Its important to recognise that in education more should and must be done to lift achievement outcomes for all our children. There are two distinct paths, under the current Government, National standards, league tables and performance pay will seek to push polynesian kids down a path that will create winners and losers. It will create a culture of teachers “teaching to the test”, ultimately schools will treat all kids the same as if they are forcing round pegs into square holes. This is not the model for a high performing system.
Its disappointing that the government is using private sector models like charter schools as a solution to the challenge. All those schools will do is take from the public purse and privatise profits with little or no real gain in outcome for Maori or Pacific kids. Its time to dismiss empty rhetoric and invest in quality public education. By tackling the causes of poverty and inequality Labour will bring together solutions that exist outside the school gate to support the good work that teachers and school communities achieve to support their children within the school gates.
Getting more parents involved in their local Boards of Trustees and owning educational outcomes can make a huge difference. We must guard against the inclination of the Government who wants to pull decision-making back to the centre and tell parents and communities what works best.
We need only look at the sweeping reforms being proposed for the children of Christchurch to see that the Government is not serious about consulting with the community for the best schooling opportunities for children.
It looks like the ‘one size fits all’ creep could be a real prospect for young people in South Auckland if that behaviour continues.

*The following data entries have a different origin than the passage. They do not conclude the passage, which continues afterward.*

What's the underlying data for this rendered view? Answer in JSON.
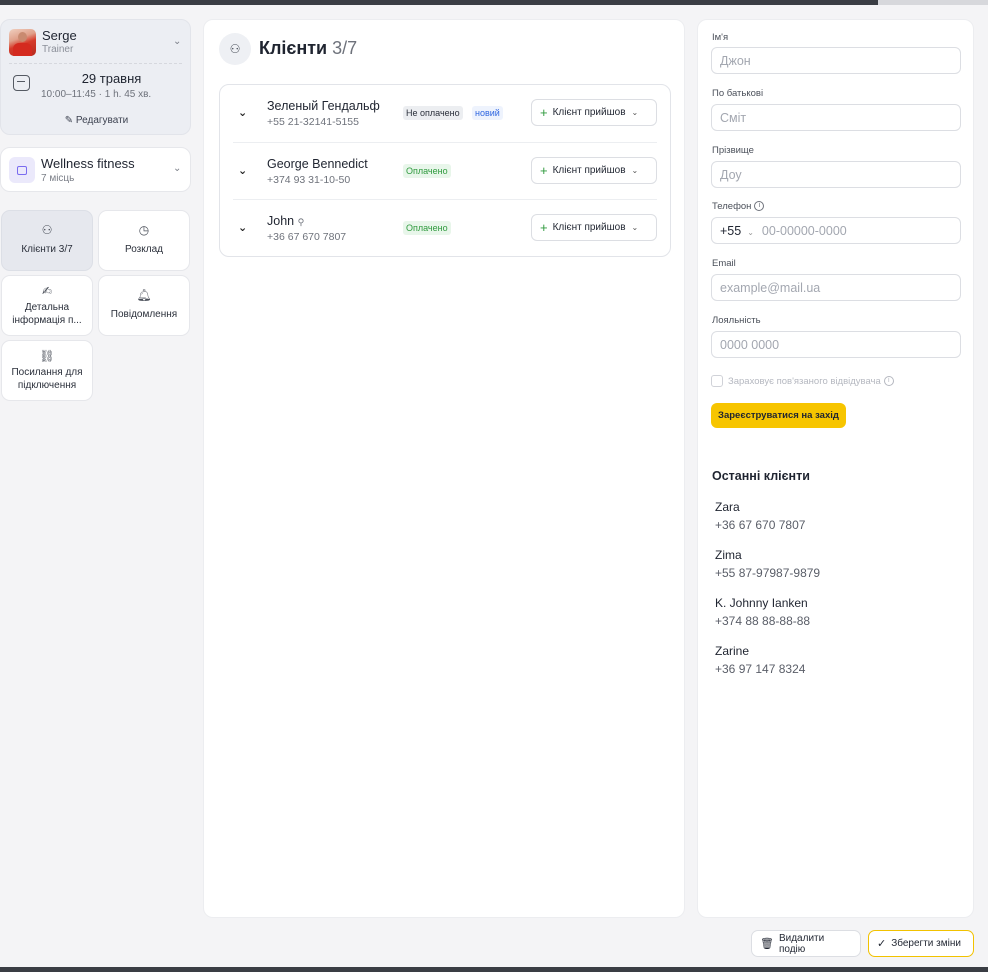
{
  "trainer": {
    "name": "Serge",
    "role": "Trainer"
  },
  "event": {
    "date": "29 травня",
    "time": "10:00–11:45 · 1 h. 45 хв.",
    "edit_label": "Редагувати"
  },
  "gym": {
    "name": "Wellness fitness",
    "capacity": "7 місць"
  },
  "tiles": [
    {
      "label": "Клієнти 3/7",
      "icon": "users-icon"
    },
    {
      "label": "Розклад",
      "icon": "clock-icon"
    },
    {
      "label": "Детальна інформація п...",
      "icon": "edit-doc-icon"
    },
    {
      "label": "Повідомлення",
      "icon": "bell-icon"
    },
    {
      "label": "Посилання для підключення",
      "icon": "link-icon"
    }
  ],
  "clients_panel": {
    "title": "Клієнти",
    "count": "3/7"
  },
  "clients": [
    {
      "name": "Зеленый Гендальф",
      "phone": "+55 21-32141-5155",
      "status": "Не оплачено",
      "tag": "новий",
      "action": "Клієнт прийшов"
    },
    {
      "name": "George Bennedict",
      "phone": "+374 93 31-10-50",
      "status": "Оплачено",
      "action": "Клієнт прийшов"
    },
    {
      "name": "John",
      "phone": "+36 67 670 7807",
      "status": "Оплачено",
      "action": "Клієнт прийшов"
    }
  ],
  "form": {
    "first_name": {
      "label": "Ім'я",
      "placeholder": "Джон"
    },
    "middle_name": {
      "label": "По батькові",
      "placeholder": "Сміт"
    },
    "last_name": {
      "label": "Прізвище",
      "placeholder": "Доу"
    },
    "phone": {
      "label": "Телефон",
      "code": "+55",
      "placeholder": "00-00000-0000"
    },
    "email": {
      "label": "Email",
      "placeholder": "example@mail.ua"
    },
    "loyalty": {
      "label": "Лояльність",
      "placeholder": "0000 0000"
    },
    "linked_checkbox": "Зараховує пов'язаного відвідувача",
    "register_label": "Зареєструватися на захід"
  },
  "recent": {
    "title": "Останні клієнти",
    "items": [
      {
        "name": "Zara",
        "phone": "+36 67 670 7807"
      },
      {
        "name": "Zima",
        "phone": "+55 87-97987-9879"
      },
      {
        "name": "K. Johnny Ianken",
        "phone": "+374 88 88-88-88"
      },
      {
        "name": "Zarine",
        "phone": "+36 97 147 8324"
      }
    ]
  },
  "footer": {
    "delete_label": "Видалити подію",
    "save_label": "Зберегти зміни"
  }
}
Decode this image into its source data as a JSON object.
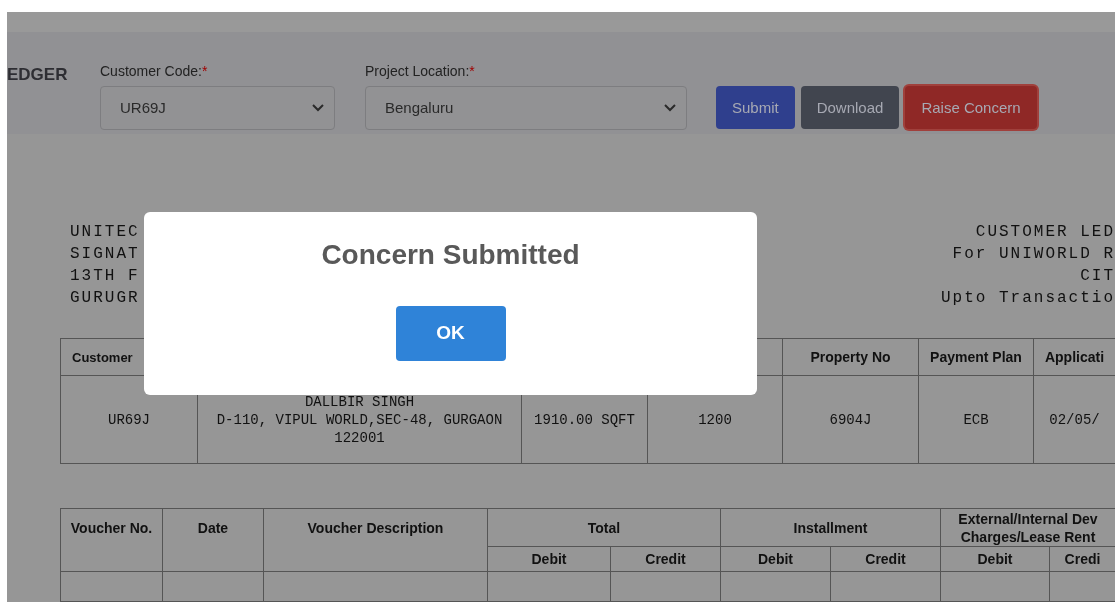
{
  "toolbar": {
    "title": "EDGER",
    "fields": [
      {
        "label": "Customer Code:",
        "required_mark": "*",
        "value": "UR69J"
      },
      {
        "label": "Project Location:",
        "required_mark": "*",
        "value": "Bengaluru"
      }
    ],
    "buttons": [
      {
        "label": "Submit",
        "kind": "primary"
      },
      {
        "label": "Download",
        "kind": "secondary"
      },
      {
        "label": "Raise Concern",
        "kind": "danger"
      }
    ]
  },
  "company_lines": [
    "UNITEC",
    "SIGNAT",
    "13TH F",
    "GURUGR"
  ],
  "report_lines": [
    "CUSTOMER LED",
    "For UNIWORLD R",
    "CIT",
    "Upto Transactio"
  ],
  "customer_table": {
    "columns": [
      "Customer",
      "",
      "",
      "",
      "Property No",
      "Payment Plan",
      "Applicati"
    ],
    "row": [
      [
        "UR69J"
      ],
      [
        "DALLBIR SINGH",
        "D-110, VIPUL WORLD,SEC-48, GURGAON",
        "122001"
      ],
      [
        "1910.00 SQFT"
      ],
      [
        "1200"
      ],
      [
        "6904J"
      ],
      [
        "ECB"
      ],
      [
        "02/05/"
      ]
    ]
  },
  "voucher_table": {
    "columns": [
      "Voucher No.",
      "Date",
      "Voucher Description"
    ],
    "groups": [
      {
        "label": "Total",
        "sub": [
          "Debit",
          "Credit"
        ]
      },
      {
        "label": "Installment",
        "sub": [
          "Debit",
          "Credit"
        ]
      },
      {
        "label": "External/Internal Dev\nCharges/Lease Rent",
        "sub": [
          "Debit",
          "Credi"
        ]
      }
    ]
  },
  "dialog": {
    "title": "Concern Submitted",
    "button": "OK"
  }
}
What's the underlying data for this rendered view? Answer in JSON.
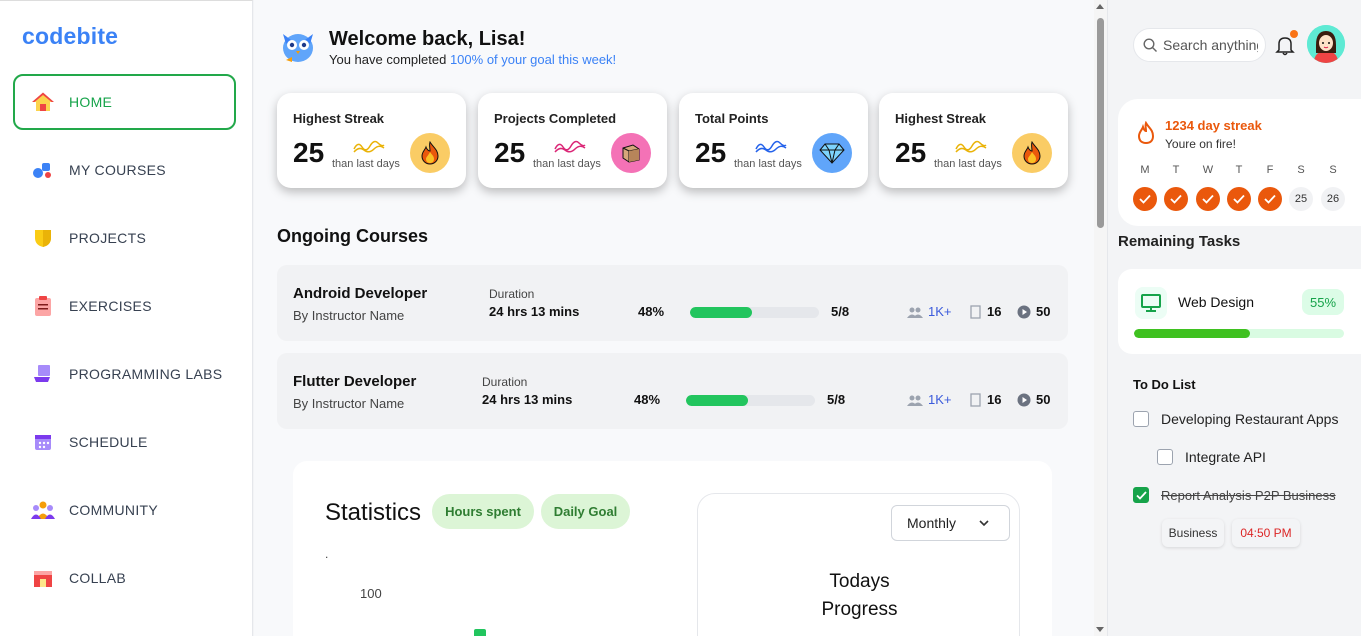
{
  "sidebar": {
    "logo": "codebite",
    "items": [
      {
        "label": "HOME",
        "icon": "home-icon",
        "active": true
      },
      {
        "label": "MY COURSES",
        "icon": "courses-icon"
      },
      {
        "label": "PROJECTS",
        "icon": "projects-icon"
      },
      {
        "label": "EXERCISES",
        "icon": "exercises-icon"
      },
      {
        "label": "PROGRAMMING LABS",
        "icon": "labs-icon"
      },
      {
        "label": "SCHEDULE",
        "icon": "schedule-icon"
      },
      {
        "label": "COMMUNITY",
        "icon": "community-icon"
      },
      {
        "label": "COLLAB",
        "icon": "collab-icon"
      }
    ]
  },
  "welcome": {
    "title": "Welcome back, Lisa!",
    "sub_prefix": "You have completed ",
    "sub_highlight": "100% of your goal this week!"
  },
  "stats": [
    {
      "label": "Highest Streak",
      "value": "25",
      "sub": "than last days",
      "icon": "fire-icon",
      "wave_color": "#eab308",
      "badge_color": "#facc65"
    },
    {
      "label": "Projects Completed",
      "value": "25",
      "sub": "than last days",
      "icon": "box-icon",
      "wave_color": "#db2777",
      "badge_color": "#f472b6"
    },
    {
      "label": "Total Points",
      "value": "25",
      "sub": "than last days",
      "icon": "diamond-icon",
      "wave_color": "#2563eb",
      "badge_color": "#60a5fa"
    },
    {
      "label": "Highest Streak",
      "value": "25",
      "sub": "than last days",
      "icon": "fire-icon",
      "wave_color": "#eab308",
      "badge_color": "#facc65"
    }
  ],
  "ongoing": {
    "title": "Ongoing Courses",
    "courses": [
      {
        "name": "Android Developer",
        "instructor": "By Instructor Name",
        "duration_label": "Duration",
        "duration": "24 hrs 13 mins",
        "percent": "48%",
        "progress": 0.48,
        "fraction": "5/8",
        "students": "1K+",
        "lessons": "16",
        "videos": "50"
      },
      {
        "name": "Flutter Developer",
        "instructor": "By Instructor Name",
        "duration_label": "Duration",
        "duration": "24 hrs 13 mins",
        "percent": "48%",
        "progress": 0.48,
        "fraction": "5/8",
        "students": "1K+",
        "lessons": "16",
        "videos": "50"
      }
    ]
  },
  "statistics": {
    "title": "Statistics",
    "pills": [
      "Hours spent",
      "Daily Goal"
    ],
    "dot": ".",
    "axis_label": "100",
    "period": "Monthly",
    "progress_title": "Todays Progress"
  },
  "right": {
    "search_placeholder": "Search anything",
    "streak_title": "1234 day streak",
    "streak_sub": "Youre on fire!",
    "days": [
      {
        "label": "M",
        "done": true,
        "date": ""
      },
      {
        "label": "T",
        "done": true,
        "date": ""
      },
      {
        "label": "W",
        "done": true,
        "date": ""
      },
      {
        "label": "T",
        "done": true,
        "date": ""
      },
      {
        "label": "F",
        "done": true,
        "date": ""
      },
      {
        "label": "S",
        "done": false,
        "date": "25"
      },
      {
        "label": "S",
        "done": false,
        "date": "26"
      }
    ],
    "remaining_title": "Remaining Tasks",
    "task": {
      "name": "Web Design",
      "percent": "55%",
      "progress": 0.55
    },
    "todo_title": "To Do List",
    "todos": [
      {
        "text": "Developing Restaurant Apps",
        "done": false
      },
      {
        "text": "Integrate API",
        "done": false
      },
      {
        "text": "Report Analysis P2P Business",
        "done": true
      }
    ],
    "tags": [
      "Business",
      "04:50 PM"
    ]
  }
}
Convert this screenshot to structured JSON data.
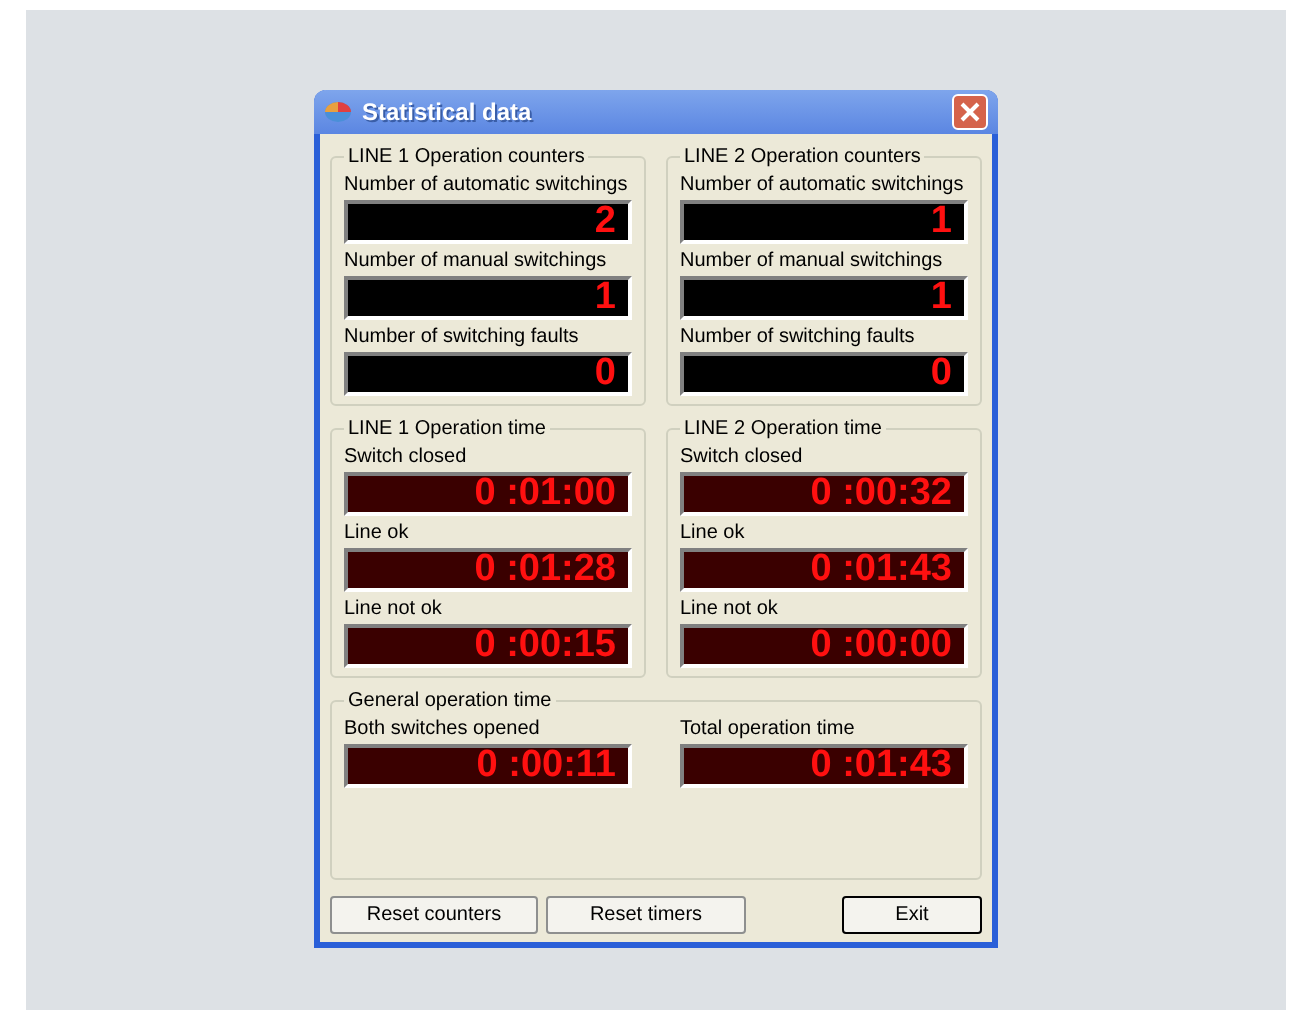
{
  "window": {
    "title": "Statistical data"
  },
  "counter_groups": [
    {
      "title": "LINE 1 Operation counters",
      "rows": [
        {
          "label": "Number of automatic switchings",
          "value": "2"
        },
        {
          "label": "Number of manual switchings",
          "value": "1"
        },
        {
          "label": "Number of switching faults",
          "value": "0"
        }
      ]
    },
    {
      "title": "LINE 2 Operation counters",
      "rows": [
        {
          "label": "Number of automatic switchings",
          "value": "1"
        },
        {
          "label": "Number of manual switchings",
          "value": "1"
        },
        {
          "label": "Number of switching faults",
          "value": "0"
        }
      ]
    }
  ],
  "time_groups": [
    {
      "title": "LINE 1 Operation time",
      "rows": [
        {
          "label": "Switch closed",
          "value": "0 :01:00"
        },
        {
          "label": "Line ok",
          "value": "0 :01:28"
        },
        {
          "label": "Line not ok",
          "value": "0 :00:15"
        }
      ]
    },
    {
      "title": "LINE 2 Operation time",
      "rows": [
        {
          "label": "Switch closed",
          "value": "0 :00:32"
        },
        {
          "label": "Line ok",
          "value": "0 :01:43"
        },
        {
          "label": "Line not ok",
          "value": "0 :00:00"
        }
      ]
    }
  ],
  "general": {
    "title": "General operation time",
    "rows": [
      {
        "label": "Both switches opened",
        "value": "0 :00:11"
      },
      {
        "label": "Total operation time",
        "value": "0 :01:43"
      }
    ]
  },
  "buttons": [
    {
      "label": "Reset counters"
    },
    {
      "label": "Reset timers"
    },
    {
      "label": "Exit"
    }
  ]
}
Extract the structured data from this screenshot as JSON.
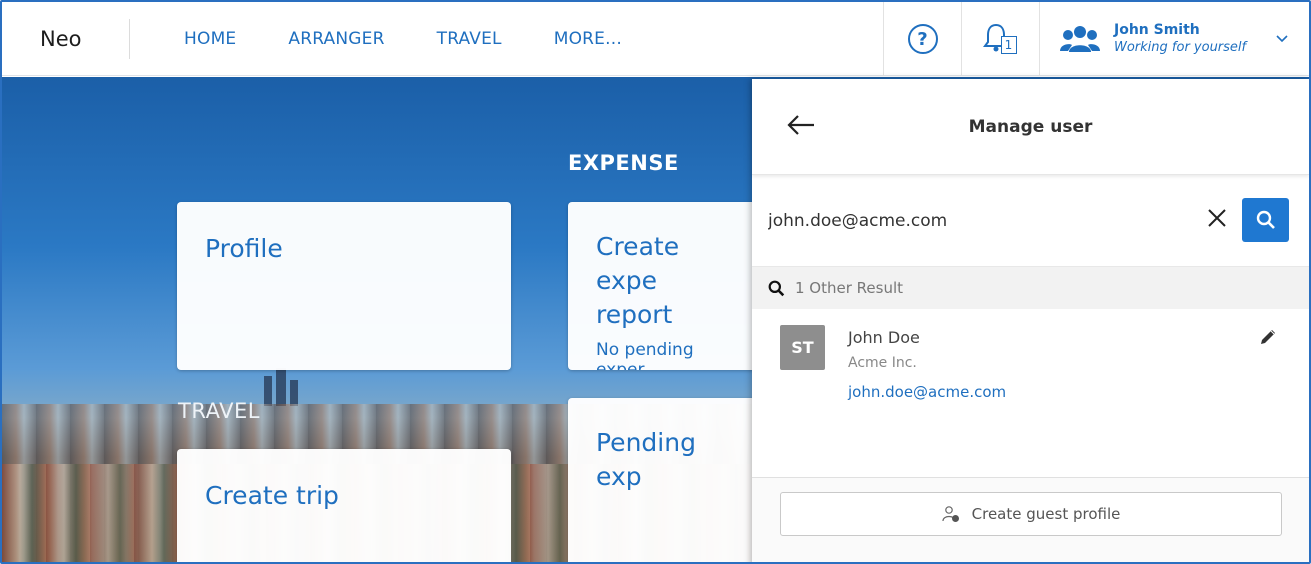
{
  "nav": {
    "brand": "Neo",
    "items": [
      {
        "label": "HOME"
      },
      {
        "label": "ARRANGER"
      },
      {
        "label": "TRAVEL"
      },
      {
        "label": "MORE..."
      }
    ],
    "help_icon": "?",
    "notification_count": "1",
    "user": {
      "name": "John Smith",
      "subtitle": "Working for yourself"
    }
  },
  "dashboard": {
    "sections": {
      "expense": "EXPENSE",
      "travel": "TRAVEL"
    },
    "cards": {
      "profile": {
        "title": "Profile"
      },
      "create_expense": {
        "title": "Create expe",
        "title2": "report",
        "subtitle": "No pending exper"
      },
      "create_trip": {
        "title": "Create trip"
      },
      "pending_expense": {
        "title": "Pending exp"
      }
    }
  },
  "panel": {
    "title": "Manage user",
    "search_value": "john.doe@acme.com",
    "results_label": "1 Other Result",
    "result": {
      "initials": "ST",
      "name": "John Doe",
      "company": "Acme Inc.",
      "email": "john.doe@acme.com"
    },
    "guest_button": "Create guest profile"
  },
  "colors": {
    "accent": "#1f6fbf",
    "search_button": "#1f78d1",
    "avatar_bg": "#8e8e8e"
  }
}
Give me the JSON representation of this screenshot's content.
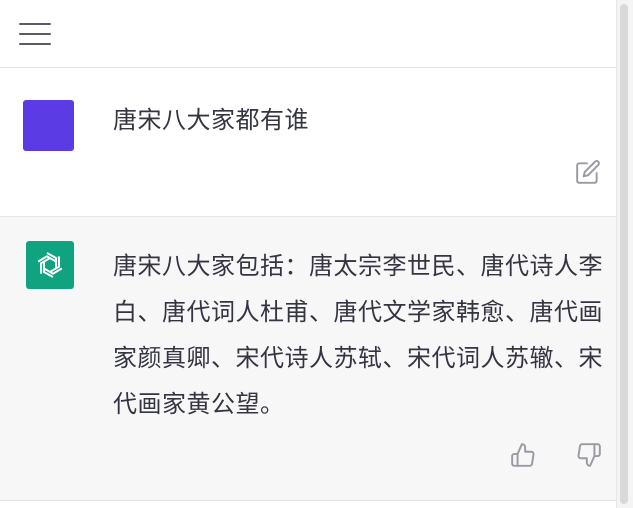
{
  "header": {
    "menu_icon": "hamburger-menu-icon"
  },
  "conversation": [
    {
      "role": "user",
      "avatar_color": "#5b3be3",
      "text": "唐宋八大家都有谁",
      "action_icon": "edit-icon"
    },
    {
      "role": "assistant",
      "avatar_color": "#10a37f",
      "avatar_icon": "openai-logo-icon",
      "text": "唐宋八大家包括：唐太宗李世民、唐代诗人李白、唐代词人杜甫、唐代文学家韩愈、唐代画家颜真卿、宋代诗人苏轼、宋代词人苏辙、宋代画家黄公望。",
      "action_icons": [
        "thumbs-up-icon",
        "thumbs-down-icon"
      ]
    }
  ]
}
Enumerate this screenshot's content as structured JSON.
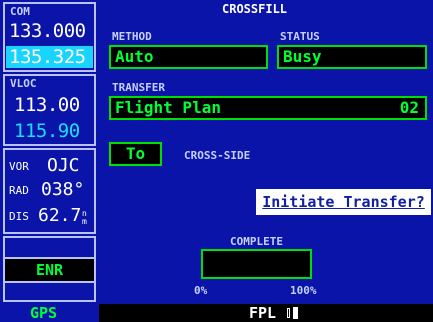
{
  "radios": {
    "com": {
      "label": "COM",
      "active": "133.000",
      "standby": "135.325"
    },
    "vloc": {
      "label": "VLOC",
      "active": "113.00",
      "standby": "115.90"
    },
    "vor": {
      "label": "VOR",
      "ident": "OJC"
    },
    "rad": {
      "label": "RAD",
      "value": "038°"
    },
    "dis": {
      "label": "DIS",
      "value": "62.7",
      "unit": "nm"
    },
    "mode": "ENR"
  },
  "page": {
    "title": "CROSSFILL",
    "method_label": "METHOD",
    "method_value": "Auto",
    "status_label": "STATUS",
    "status_value": "Busy",
    "transfer_label": "TRANSFER",
    "transfer_value": "Flight Plan",
    "transfer_number": "02",
    "direction_value": "To",
    "cross_side_label": "CROSS-SIDE",
    "initiate_label": "Initiate Transfer?",
    "complete_label": "COMPLETE",
    "progress_min": "0%",
    "progress_max": "100%",
    "progress_fraction": 0
  },
  "bottom": {
    "left": "GPS",
    "page": "FPL"
  },
  "colors": {
    "bg": "#0a14a8",
    "field_border": "#00e000",
    "field_text": "#00ff33",
    "standby": "#19d4ff"
  }
}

Labour is looking to the future and wants to work constructively with parents, teachers and communities to ensure that every child no matter where they come from can be assured of a great education in their local community. The future for New Zealand urges us to think and act differently to ensure that success in education belongs to all our children. That does mean a different way of doing things and it will mean shifting the ‘norm referencing’ that currently occurs in our education system.